Lead organizers from Alexandria Ocasio-Cortez’s 2018 campaign are taking on the consultant class with a new initiative to train the next generation of progressive organizers and staffers. Movement School, a 10-week professional development program launched by Organize for Justice, the sister organization of Justice Democrats, is teaching fellows how to work as campaign managers, communications directors, and field directors.
The Campaign Fellows program is meant to create a pathway for young activists from working-class backgrounds to enter official campaign roles and to preserve the lessons grassroots campaigns have learned throughout the years by passing them down to future staffers — all while setting up an alternative political infrastructure that operates outside of the Democratic Party.

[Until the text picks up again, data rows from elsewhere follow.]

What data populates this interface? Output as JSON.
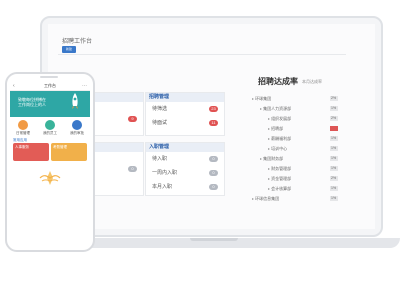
{
  "laptop": {
    "window_title": "招聘工作台",
    "action_button": "新建",
    "left_section_title": "",
    "middle_panel_top": {
      "title": "招聘管理",
      "rows": [
        {
          "label": "待筛选",
          "badge": "23"
        },
        {
          "label": "待面试",
          "badge": "11"
        }
      ]
    },
    "left_panel_top": {
      "rows": [
        {
          "label": "",
          "badge": "9"
        }
      ]
    },
    "middle_panel_bottom": {
      "title": "入职管理",
      "rows": [
        {
          "label": "待入职",
          "badge": "0"
        },
        {
          "label": "一周内入职",
          "badge": "0"
        },
        {
          "label": "本月入职",
          "badge": "0"
        }
      ]
    },
    "left_panel_bottom": {
      "rows": [
        {
          "label": "",
          "badge": "0"
        }
      ]
    },
    "tree": {
      "title": "招聘达成率",
      "subtitle": "本月达成率",
      "items": [
        {
          "label": "环球集团",
          "value": "2%",
          "hot": false,
          "indent": 0
        },
        {
          "label": "集团人力资源部",
          "value": "1%",
          "hot": false,
          "indent": 1
        },
        {
          "label": "组织发展部",
          "value": "2%",
          "hot": false,
          "indent": 2
        },
        {
          "label": "招聘部",
          "value": "",
          "hot": true,
          "indent": 2
        },
        {
          "label": "薪酬福利部",
          "value": "1%",
          "hot": false,
          "indent": 2
        },
        {
          "label": "培训中心",
          "value": "1%",
          "hot": false,
          "indent": 2
        },
        {
          "label": "集团财务部",
          "value": "1%",
          "hot": false,
          "indent": 1
        },
        {
          "label": "财务管理部",
          "value": "1%",
          "hot": false,
          "indent": 2
        },
        {
          "label": "资金管理部",
          "value": "2%",
          "hot": false,
          "indent": 2
        },
        {
          "label": "会计核算部",
          "value": "1%",
          "hot": false,
          "indent": 2
        },
        {
          "label": "环球信息集团",
          "value": "1%",
          "hot": false,
          "indent": 0
        }
      ]
    }
  },
  "phone": {
    "nav_title": "工作台",
    "banner_text": "致敬每位拼搏在工作岗位上的人",
    "icons": [
      {
        "label": "日常管理",
        "color": "#f19a44"
      },
      {
        "label": "我的员工",
        "color": "#39b39a"
      },
      {
        "label": "我的审批",
        "color": "#3a78c9"
      }
    ],
    "section_label": "常用应用",
    "cards": [
      {
        "label": "人事服务",
        "color": "#e25c56"
      },
      {
        "label": "考勤管理",
        "color": "#f1b04a"
      }
    ]
  }
}
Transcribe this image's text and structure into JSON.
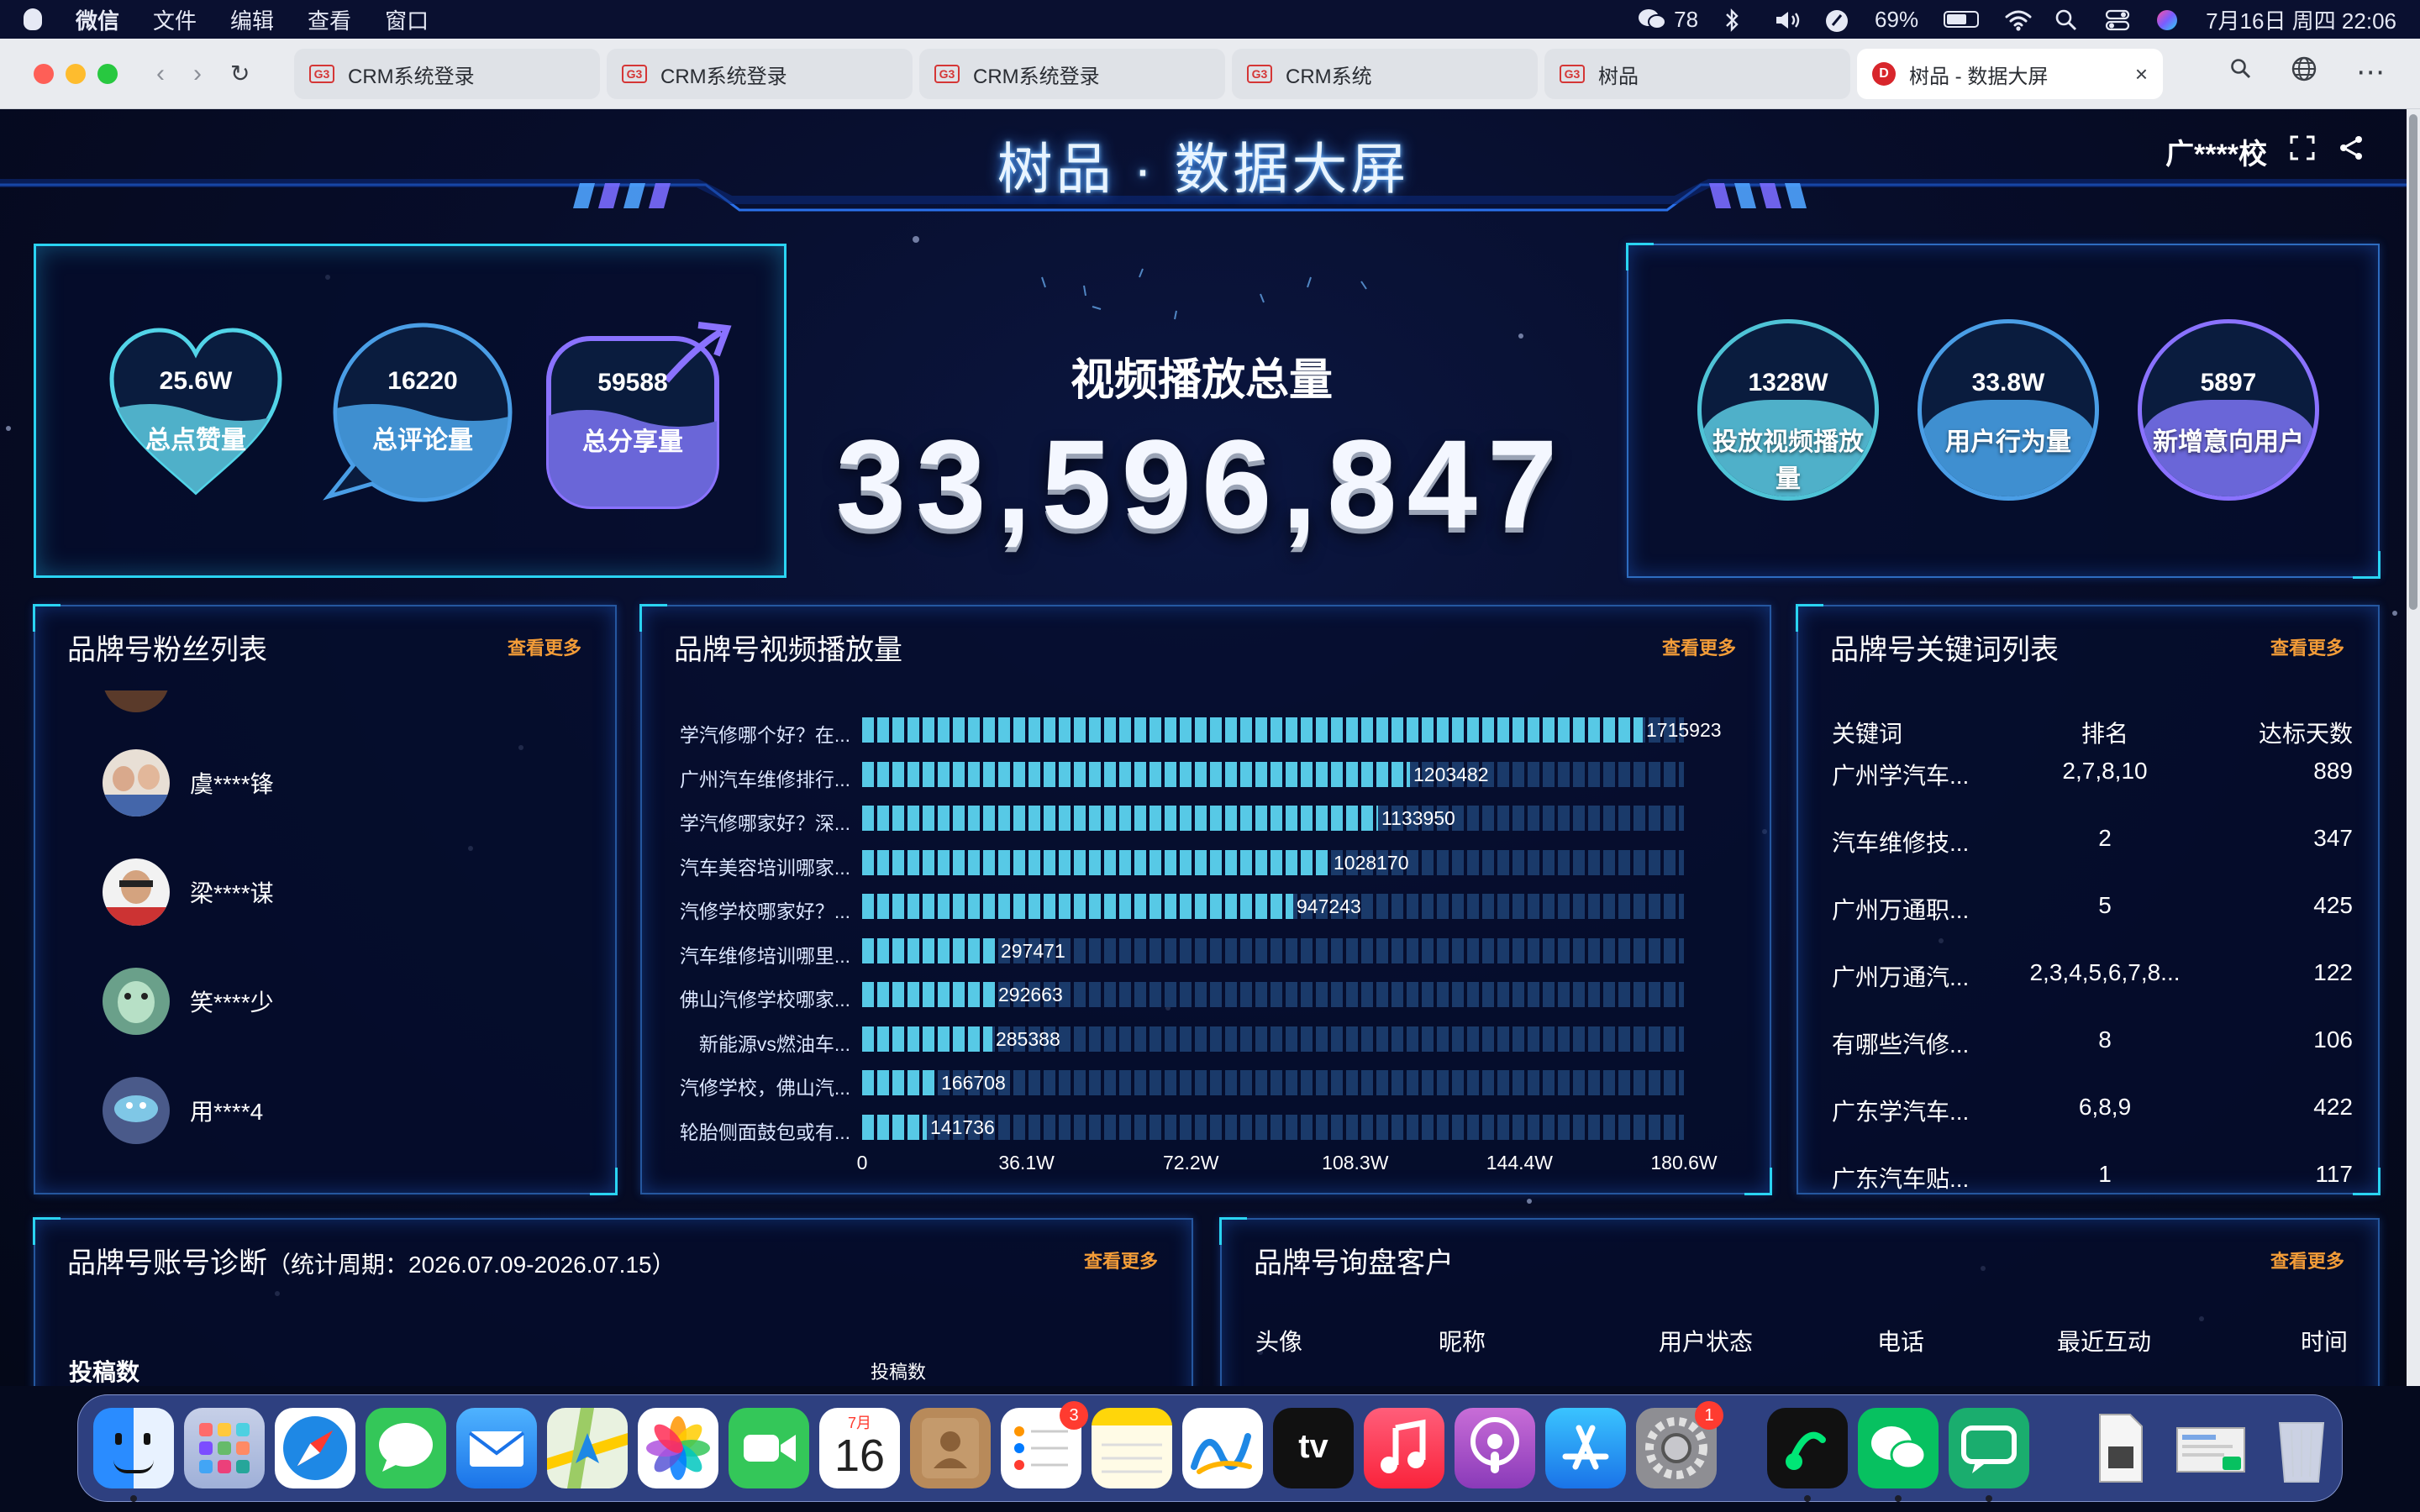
{
  "menubar": {
    "app": "微信",
    "menus": [
      "文件",
      "编辑",
      "查看",
      "窗口"
    ],
    "wechat_count": "78",
    "battery": "69%",
    "battery_level": 0.69,
    "datetime": "7月16日 周四 22:06"
  },
  "browser": {
    "tabs": [
      {
        "label": "CRM系统登录"
      },
      {
        "label": "CRM系统登录"
      },
      {
        "label": "CRM系统登录"
      },
      {
        "label": "CRM系统"
      },
      {
        "label": "树品"
      },
      {
        "label": "树品 - 数据大屏"
      }
    ],
    "favicon_text": "G3",
    "active_favicon_text": "D"
  },
  "dashboard": {
    "title": "树品 · 数据大屏",
    "account": "广****校",
    "left_stats": [
      {
        "value": "25.6W",
        "label": "总点赞量"
      },
      {
        "value": "16220",
        "label": "总评论量"
      },
      {
        "value": "59588",
        "label": "总分享量"
      }
    ],
    "center_label": "视频播放总量",
    "center_value": "33,596,847",
    "right_stats": [
      {
        "value": "1328W",
        "label": "投放视频播放量"
      },
      {
        "value": "33.8W",
        "label": "用户行为量"
      },
      {
        "value": "5897",
        "label": "新增意向用户"
      }
    ],
    "more": "查看更多",
    "fans": {
      "title": "品牌号粉丝列表",
      "items": [
        {
          "name": "虞****锋"
        },
        {
          "name": "梁****谋"
        },
        {
          "name": "笑****少"
        },
        {
          "name": "用****4"
        }
      ]
    },
    "plays": {
      "title": "品牌号视频播放量"
    },
    "keywords": {
      "title": "品牌号关键词列表",
      "headers": [
        "关键词",
        "排名",
        "达标天数"
      ],
      "rows": [
        [
          "广州学汽车...",
          "2,7,8,10",
          "889"
        ],
        [
          "汽车维修技...",
          "2",
          "347"
        ],
        [
          "广州万通职...",
          "5",
          "425"
        ],
        [
          "广州万通汽...",
          "2,3,4,5,6,7,8...",
          "122"
        ],
        [
          "有哪些汽修...",
          "8",
          "106"
        ],
        [
          "广东学汽车...",
          "6,8,9",
          "422"
        ],
        [
          "广东汽车贴...",
          "1",
          "117"
        ]
      ]
    },
    "diagnosis": {
      "title": "品牌号账号诊断",
      "period": "（统计周期：2026.07.09-2026.07.15）",
      "label_left": "投稿数",
      "label_right": "投稿数"
    },
    "inquiry": {
      "title": "品牌号询盘客户",
      "headers": [
        "头像",
        "昵称",
        "用户状态",
        "电话",
        "最近互动",
        "时间"
      ]
    }
  },
  "chart_data": {
    "type": "bar",
    "orientation": "horizontal",
    "categories": [
      "学汽修哪个好？在...",
      "广州汽车维修排行...",
      "学汽修哪家好？深...",
      "汽车美容培训哪家...",
      "汽修学校哪家好？...",
      "汽车维修培训哪里...",
      "佛山汽修学校哪家...",
      "新能源vs燃油车...",
      "汽修学校，佛山汽...",
      "轮胎侧面鼓包或有..."
    ],
    "values": [
      1715923,
      1203482,
      1133950,
      1028170,
      947243,
      297471,
      292663,
      285388,
      166708,
      141736
    ],
    "xlim": [
      0,
      1806000
    ],
    "xticks": [
      "0",
      "36.1W",
      "72.2W",
      "108.3W",
      "144.4W",
      "180.6W"
    ],
    "bar_color": "#57c9e6",
    "track_color": "#1a3a6a"
  },
  "dock": {
    "calendar_month": "7月",
    "calendar_day": "16",
    "reminders_badge": "3",
    "settings_badge": "1",
    "tv_label": "tv"
  }
}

Ironically, the progressive movement’s work to build its own political infrastructure may have been inadvertently accelerated by a policy designed to suppress the party’s insurgent wing. In March, the Democratic Congressional Campaign Committee announced a new policy to blacklist any firms working for primary challengers, effectively protecting the party’s white, male incumbents in safe blue seats.
As a result of the DCCC blacklist, several consultants dropped the primary campaign of Marie Newman, the pro-abortion rights progressive who has launched a second challenge to Illinois Rep. Dan Lipinski, one of the few anti-abortion Democrats in the House. Despite the blacklist, organizations like EMILY’s List, NARAL Pro-Choice America, and the Progressive Change Campaign Committee, have still rallied behind Newman’s challenge. A Movement School participant even went on to work for Newman after the trainings.
“Too often local and state governments are dominated by big money politics, and the policy preferences of the majority, of working people, aren’t reflected.”
In addition to creating a pipeline for diverse talent, the program is meant to help first-time candidates connect with progressive staffers, Movement School co-founder Gabe Tobias said, circumventing consultants and pollsters who advise against talking about ambitious left-wing policies out of fear it turns off voters “without any evidence to back that up.”
The DCCC often discourages first-time candidates from running as progressives, Tobias said, so a critical aspect of the school is that “you’re learning about campaigns but not in a value-neutral space, like, ‘whatever wins votes is a good thing.’”
Aspiring candidates “get told, ‘If you wanna run in this race, then you can’t, you know, talk about Medicare for All, you can’t talk about Green New Deal; you have to keep it down, keep the volume down,’” he added. Their program, meanwhile, is meant to show that candidates who stick with their values can actually win elections. The message they’re sending is this: “We’ll surround you with the best staff possible, people who will help make that happen,” he said. “That’s an exciting piece of it, too, for the folks who are a little bit on unsteady legs in the early stage of their political careers.”
The program’s first cohort, which graduated in May, was made up of 40 fellows from 24 different states. According to Movement School, 82 percent of its first graduating class were people of color, 80 percent from working-class backgrounds, and 71 percent are women or nonbinary.
Because existing political infrastructure is stacked with establishment-friendly people, progressives don’t see their priorities reflected in policy, said Emmanuel Caicedo, associate director of campaigns at Demos, a left-wing think tank. “Things like Movement School, where we wanna get more progressive leaders trained at the local level, the state level, matter a lot because the current infrastructure isn’t serving our policies,” said Caicedo.
“Too often local and state governments are dominated by big money politics, and the policy preferences of the majority, of working people, aren’t reflected,” Caicedo added, “so what you get is a political system where leaders are doing the work of the 1 percent.”
Volunteers from Ocasio-Cortez’s campaign informally ran a version of the program in 2018, teaching best campaign practices to boost 13 campaigns in New York and across the country. The national program is operated almost entirely online, with sessions devoted to unionizing campaigns, digital security, and understanding the electorate.
In addition to Ocasio-Cortez campaign alum, staffers from Bernie Sanders’s 2016 and 2020 presidential campaigns, Stacey Abrams’s 2018 gubernatorial campaign, Tom Perriello’s 2017 gubernatorial campaign, and staffers from Justice Democrats are among the mentors leading trainings in the professional development program.
One of the school’s participants, 27-year-old Marshele Bryant, said part of what’s so special about Movement School is that the initiative is “really trying to make way for young folks, some extremely progressive folks, who want to move the Democratic Party further.”
“It’s just really exciting to see so much energy being put in to kind of shaping and molding folks and giving them the tools that they need in order to enter into different campaigns at all different levels,” she added.
Bryant, a statewide campus organizer for the Virginia Student Power Network, said she found the finance sessions particularly useful.
“A lot of us in the program weren’t really well-versed in the finance aspect of campaigns,” she said. “So we had a lot of sessions about what it takes to create a budget, what you should be spending money on, what you should account for, you know, different scenarios about if you get an influx of donations versus if your donations kind of dry up at a certain point.”